November 5, 2013
Small cars no longer equate to poverty as they once did, today's little models are safe, perform well, and come packed with features. VW's Polo sits atop the small car tree and has been the class pacesetter in recent times.
VW launched its fifth-generation Polo in 2010 and it again raised the bar for the hard-fought class. It was longer, wider and higher than its predecessor, and with a longer wheelbase and wider track boasted a larger footprint.
With its increased size came more cabin space, such that it was beginning to rival the Golf of earlier times. There were two hatch body styles, a three-door and one with five, and two levels of equipment, the Trendline and the Comfortline, petrol and diesel engines, and manual and auto transmissions.

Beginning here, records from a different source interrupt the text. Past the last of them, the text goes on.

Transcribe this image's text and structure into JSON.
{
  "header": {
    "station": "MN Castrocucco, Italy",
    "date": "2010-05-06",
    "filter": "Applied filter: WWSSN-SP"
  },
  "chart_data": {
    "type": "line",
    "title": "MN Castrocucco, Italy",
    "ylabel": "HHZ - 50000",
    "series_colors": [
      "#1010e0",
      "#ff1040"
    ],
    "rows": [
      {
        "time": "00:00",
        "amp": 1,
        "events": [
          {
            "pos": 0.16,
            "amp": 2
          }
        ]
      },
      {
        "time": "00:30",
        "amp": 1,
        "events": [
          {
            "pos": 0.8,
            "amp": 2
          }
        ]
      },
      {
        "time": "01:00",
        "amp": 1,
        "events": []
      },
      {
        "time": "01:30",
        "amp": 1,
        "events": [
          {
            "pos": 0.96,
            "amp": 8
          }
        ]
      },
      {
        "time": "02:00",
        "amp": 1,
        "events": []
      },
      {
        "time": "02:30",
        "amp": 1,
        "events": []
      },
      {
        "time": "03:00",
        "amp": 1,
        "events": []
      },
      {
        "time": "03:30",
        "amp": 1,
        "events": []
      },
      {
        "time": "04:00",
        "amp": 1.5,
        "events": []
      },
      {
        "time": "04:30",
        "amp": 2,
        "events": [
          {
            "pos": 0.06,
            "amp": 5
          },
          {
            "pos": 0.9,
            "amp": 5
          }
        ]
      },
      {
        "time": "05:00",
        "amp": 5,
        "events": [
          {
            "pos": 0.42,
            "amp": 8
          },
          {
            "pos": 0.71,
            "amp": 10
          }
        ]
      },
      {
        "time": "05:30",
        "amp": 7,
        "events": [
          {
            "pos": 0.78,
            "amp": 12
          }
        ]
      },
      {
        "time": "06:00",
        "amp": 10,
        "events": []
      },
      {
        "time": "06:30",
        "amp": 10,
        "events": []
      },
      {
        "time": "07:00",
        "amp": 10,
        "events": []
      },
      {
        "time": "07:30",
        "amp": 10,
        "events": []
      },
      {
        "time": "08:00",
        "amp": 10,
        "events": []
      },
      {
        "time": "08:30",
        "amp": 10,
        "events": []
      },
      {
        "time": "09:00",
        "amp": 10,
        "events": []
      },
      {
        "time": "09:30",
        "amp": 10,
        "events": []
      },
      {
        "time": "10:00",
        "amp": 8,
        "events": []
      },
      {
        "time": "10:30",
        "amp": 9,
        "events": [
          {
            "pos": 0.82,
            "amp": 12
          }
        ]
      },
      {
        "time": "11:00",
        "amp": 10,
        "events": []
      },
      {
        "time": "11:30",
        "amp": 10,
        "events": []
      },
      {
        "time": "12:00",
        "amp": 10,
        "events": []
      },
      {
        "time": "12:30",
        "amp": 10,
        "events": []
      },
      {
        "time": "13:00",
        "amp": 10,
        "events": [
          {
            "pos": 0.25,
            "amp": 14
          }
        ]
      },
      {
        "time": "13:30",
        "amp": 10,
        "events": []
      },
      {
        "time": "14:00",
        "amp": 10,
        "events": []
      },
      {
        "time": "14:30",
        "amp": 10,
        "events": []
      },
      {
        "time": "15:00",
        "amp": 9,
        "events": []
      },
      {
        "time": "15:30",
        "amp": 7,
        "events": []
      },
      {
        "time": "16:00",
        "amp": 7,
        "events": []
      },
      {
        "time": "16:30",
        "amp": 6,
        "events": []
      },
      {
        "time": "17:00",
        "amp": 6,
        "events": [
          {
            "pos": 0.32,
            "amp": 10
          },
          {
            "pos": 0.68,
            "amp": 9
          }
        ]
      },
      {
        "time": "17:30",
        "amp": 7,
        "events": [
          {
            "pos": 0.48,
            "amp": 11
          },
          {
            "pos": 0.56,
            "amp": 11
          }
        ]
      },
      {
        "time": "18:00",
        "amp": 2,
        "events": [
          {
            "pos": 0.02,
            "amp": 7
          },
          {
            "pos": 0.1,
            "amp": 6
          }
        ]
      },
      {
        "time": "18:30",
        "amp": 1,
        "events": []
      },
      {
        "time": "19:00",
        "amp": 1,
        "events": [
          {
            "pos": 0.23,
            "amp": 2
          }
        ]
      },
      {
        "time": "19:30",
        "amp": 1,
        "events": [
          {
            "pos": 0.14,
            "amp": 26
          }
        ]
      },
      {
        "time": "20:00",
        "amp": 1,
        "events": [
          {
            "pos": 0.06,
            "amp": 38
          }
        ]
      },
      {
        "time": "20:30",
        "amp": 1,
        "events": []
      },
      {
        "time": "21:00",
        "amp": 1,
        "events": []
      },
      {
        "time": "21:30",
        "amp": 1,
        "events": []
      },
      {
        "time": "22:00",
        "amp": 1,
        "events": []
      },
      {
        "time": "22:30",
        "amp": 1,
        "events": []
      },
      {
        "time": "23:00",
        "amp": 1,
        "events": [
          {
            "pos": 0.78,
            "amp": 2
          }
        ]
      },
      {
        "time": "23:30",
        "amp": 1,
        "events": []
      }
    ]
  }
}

The Polo follows the VW line with styling that is understated but pleasing, its lines are smooth and flowing and its proportions are well balanced. Inside it was nicely laid out, the fit and finish was of a high standard and the seats were comfortable and supportive.
Given that it's a small car the Polo's cabin is nevertheless quite roomy with sufficient head and leg room for front passengers, and ample room for a couple in the rear. Beyond the cabin is a decent boot for a small car, and a split-fold rear seat enhances its load-carrying flexibility.
Entry to the range was through the three-door Trendline hatch with a 1.4-litre petrol engine, from there you stepped up to the Comfortline with either the 1.2-litre turbo petrol engine of the 1.6-litre turbo-diesel.
Performance from the 1.4-litre engine that comes with the Trendline is smooth and easy; the turbocharged 1.2-litre that is available with the Comfortline boasts the zip of a larger engine and the economy of a small engine, while the diesel delivers terrific driveability thanks to its great torque along with miserly fuel consumption.
The transmission choices are between manual gearboxes, five or six-speed depending on the model, and a seven-speed dual-clutch automatic. On the road the Polo's ride is smooth and comfortable, its handling is assured and responsive.
VW's reputation has taken a hit in the last year or two with a number of problems that have affected its reliability and safety, added to which the company itself has appeared unwilling to address the issues that owners raise with their cars.
Only the outcry of owners in the last few months has forced the company to get involved, and they have recalled cars for checking. Owners regularly report rattles and squeaks on cars that are relatively new, but the big issue has centred on the dual-clutch auto.
Complaints include erratic shifting, stalling, and cutting out completely at times. Take the time to test-drive any car you're considering buying, have it checked by an expert experienced in the problems of the DSG transmission, and do your homework on the make and model.
Check the service history to make sure your chosen car has been properly maintained, and check the owner's manual to see that it has been inspected under the recall. It's also important to know that to get the best out of the Polo petrol engines it's necessary to use the more expensive 95-octane fuel of even higher grade 98.
A great little car, but not without its flaws, so be wary.
Price new: $16,690 to $24,850
Engine: 1.2-litre turbocharged 4-cylinder, 77 kW/175 Nm; 1.4-litre 4-cylinder, 63 kW/132 Nm; 1.6-litre turbo-diesel 4-cylinder, 66 kW/230 Nm
Transmission: 5-speed manual, 6-speed manual, 7-speed dual-clutch auto
Economy: 6.1 L/100 km (1.4), 4.7 L/100 km (1.6TD), 5.5 L/100 km (1.2)
Body: 3-door hatch, 5-door hatch
Variants: Trendline, Comfortline
Safety: 5-star ANCAP